Sometimes you have a specific choice, and you just can’t make a decision. Eventually, you will have to make the decision for yourself, but there are all kinds of ways to get some help. Ask anyone you consider an expert, or find someone who can mentor you. Seek counseling with a social worker or religious leader. Learn to meditate or contemplate and connect with your Inner Spiritual Guide. Ask for help from your angels. Flip a coin or ask God for a sign.
Sometimes you just have to prepare yourself in general for a future change that you may not be ready for just now. Here are some ways to make yourself ready to accept change gracefully in the future.
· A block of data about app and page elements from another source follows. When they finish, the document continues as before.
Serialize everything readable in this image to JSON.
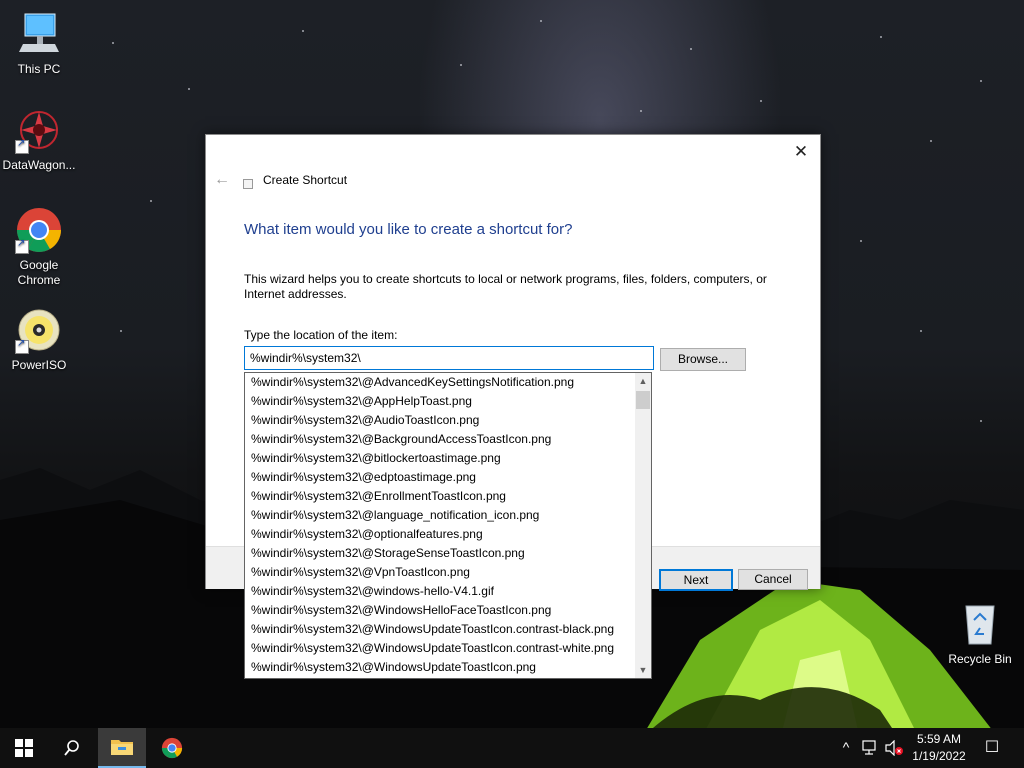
{
  "desktop": {
    "icons": [
      {
        "label": "This PC"
      },
      {
        "label": "DataWagon..."
      },
      {
        "label": "Google\nChrome"
      },
      {
        "label": "PowerISO"
      }
    ],
    "recycle_bin_label": "Recycle Bin"
  },
  "dialog": {
    "title": "Create Shortcut",
    "heading": "What item would you like to create a shortcut for?",
    "description": "This wizard helps you to create shortcuts to local or network programs, files, folders, computers, or Internet addresses.",
    "location_label": "Type the location of the item:",
    "location_value": "%windir%\\system32\\",
    "browse_label": "Browse...",
    "next_label": "Next",
    "cancel_label": "Cancel",
    "close_glyph": "✕",
    "back_glyph": "←"
  },
  "autocomplete": {
    "items": [
      "%windir%\\system32\\@AdvancedKeySettingsNotification.png",
      "%windir%\\system32\\@AppHelpToast.png",
      "%windir%\\system32\\@AudioToastIcon.png",
      "%windir%\\system32\\@BackgroundAccessToastIcon.png",
      "%windir%\\system32\\@bitlockertoastimage.png",
      "%windir%\\system32\\@edptoastimage.png",
      "%windir%\\system32\\@EnrollmentToastIcon.png",
      "%windir%\\system32\\@language_notification_icon.png",
      "%windir%\\system32\\@optionalfeatures.png",
      "%windir%\\system32\\@StorageSenseToastIcon.png",
      "%windir%\\system32\\@VpnToastIcon.png",
      "%windir%\\system32\\@windows-hello-V4.1.gif",
      "%windir%\\system32\\@WindowsHelloFaceToastIcon.png",
      "%windir%\\system32\\@WindowsUpdateToastIcon.contrast-black.png",
      "%windir%\\system32\\@WindowsUpdateToastIcon.contrast-white.png",
      "%windir%\\system32\\@WindowsUpdateToastIcon.png"
    ]
  },
  "taskbar": {
    "time": "5:59 AM",
    "date": "1/19/2022",
    "tray_chevron": "^",
    "notifications_glyph": "☐"
  },
  "colors": {
    "accent": "#0078d7",
    "heading": "#1f3f8f",
    "tent_green": "#9ae02a"
  }
}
Eliminate excess baggage from your life. Pare down to the minimum in terms of “stuff” and long-term obligations such as house payments and car payments. Get out of debt. Get down to basics, so that if you have a chance to travel or make a move, you will be ready.
Find ways to de-stress on a regular basis – music, laughter, or a hobby. Re-arrange or re-prioritize your social life so that you have more time to focus on what you really enjoy doing or people you really enjoy being around. Lighten up and learn to be silly once in a while.
Start taking responsibility for your decisions and keep your commitments. Don’t commit to anything you don’t honestly think you can finish.
Stop focusing on the little things and start focusing on what’s really important. Only you can decide what these are, but realize that you may have to do some “de-programming,” here. What society thinks or what your friends think isn’t the issue. It’s what you think is important that counts. Be willing to jettison a few of the “rules” in order to get to the really important things in life.
Learn to say “yes” to opportunities and “no” to too many obligations. Make sure that you have a few rewards now and then. It’s OK to have obligations, but don’t let your commitments run your life.
Try seeing things the way they really are, rather than the way you wish they were. Try banning words such as “should” and “should have” from your vocabulary. Also, try to see things from the perspective of other people. Not everything other people do is about you. If someone is angry, it’s not usually about you; it’s about them. You do your stuff and let other people take care of their stuff. Be here, now.
Forgive yourself for not being perfect and stop trash-talking yourself. Get rid of the little voice in your head that tells you that you are not good enough, or that you can’t do something. Chances are, that little voice is just a recording of something some adult told you when you were a child. Replace the old tape with a more positive message. In stubborn cases, this may mean undergoing some psychotherapy.
Be pro-active rather than reactive. Create change. Step back in difficult situations, take a deep breath and count to ten – or a hundred, contemplate the situation before taking an action based on fear or a desire for revenge. Go within and ask which of your possible responses would be for everyone’s highest good. Ask yourself: Is it true? Is it kind? Is it necessary? Is it helpful? Or ask, “What would love do?” 🙂